The performers also seem aware of this and they too don’t perform in a melodic fashion. Katerina (Racette) has the most difficult task here. On stage almost all of the time and with a very technical part, she is still able to draw out every colour in Katerina’s emotional rainbow throughout the production. At times there is too much vibrato in her top register but this is in keeping with the style of Shostakovich work. Zinovy (Hoare) has a very melodic and layered sound, but unfortunately doesn’t get to use it to full effect given his limited stage time. Boris (Hayward) is another great character, with the persona of a lecherous old man and the voice of a commanding business owner. At times his diction is lost in the quicker passages but his authority is undeniably commanding. Sergei (Daszak) is a suitable lover for the leading lady and indeed mimics her change in personality as the opera progresses. Initially a rough and arrogant factory worker, he shows a tender side when alone with the woman he eventually falls in love with, only to return to his overtly masculine tendencies upon imprisonment.
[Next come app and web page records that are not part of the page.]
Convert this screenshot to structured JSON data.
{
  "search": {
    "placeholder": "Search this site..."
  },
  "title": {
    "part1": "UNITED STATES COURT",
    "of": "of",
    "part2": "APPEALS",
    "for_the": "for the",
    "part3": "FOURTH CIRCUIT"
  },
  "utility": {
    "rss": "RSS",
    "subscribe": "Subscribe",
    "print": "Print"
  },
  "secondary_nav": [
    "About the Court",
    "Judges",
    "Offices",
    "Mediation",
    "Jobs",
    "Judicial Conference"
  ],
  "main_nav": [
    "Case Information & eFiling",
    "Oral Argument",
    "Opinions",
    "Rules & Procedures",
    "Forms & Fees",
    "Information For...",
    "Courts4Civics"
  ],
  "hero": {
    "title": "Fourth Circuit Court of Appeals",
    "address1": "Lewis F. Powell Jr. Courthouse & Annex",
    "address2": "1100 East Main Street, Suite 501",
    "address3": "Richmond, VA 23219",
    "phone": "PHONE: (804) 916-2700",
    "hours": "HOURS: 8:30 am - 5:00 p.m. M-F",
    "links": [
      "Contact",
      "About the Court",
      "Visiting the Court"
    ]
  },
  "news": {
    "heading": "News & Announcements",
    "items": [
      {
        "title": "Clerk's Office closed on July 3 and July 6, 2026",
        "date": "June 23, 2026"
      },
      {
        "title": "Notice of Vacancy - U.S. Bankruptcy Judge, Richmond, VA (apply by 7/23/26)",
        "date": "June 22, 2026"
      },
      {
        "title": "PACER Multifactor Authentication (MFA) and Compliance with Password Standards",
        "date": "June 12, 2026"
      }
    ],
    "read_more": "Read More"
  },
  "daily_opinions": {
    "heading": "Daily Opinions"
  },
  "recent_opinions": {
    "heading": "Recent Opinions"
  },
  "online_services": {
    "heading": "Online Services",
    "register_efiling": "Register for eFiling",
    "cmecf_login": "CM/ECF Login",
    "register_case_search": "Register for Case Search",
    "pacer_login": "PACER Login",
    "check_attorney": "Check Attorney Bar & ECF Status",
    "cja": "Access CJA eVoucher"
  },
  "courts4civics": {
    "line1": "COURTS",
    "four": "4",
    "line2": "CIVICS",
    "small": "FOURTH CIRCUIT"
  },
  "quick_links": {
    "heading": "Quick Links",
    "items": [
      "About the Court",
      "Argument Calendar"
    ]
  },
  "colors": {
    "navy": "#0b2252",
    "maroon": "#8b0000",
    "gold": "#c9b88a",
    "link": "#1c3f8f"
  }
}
The two seem vocally and theatrically compatible.
This critic in no way shares the opinions of Stalin or the oppressive Soviet state, rather the opinions of the public when the opera was initially unveiled two years beforehand. The ENO achieve their typically high standard of production here by putting a modern stamp on a classic piece of operatic history and effectively combining theatrical prowess with vocal professionalism, not to mention a powerful orchestra to boot.
Lady Macbeth of Mtsensk is playing The Coliseum until 20 October. For more information and tickets, see the English National Opera website.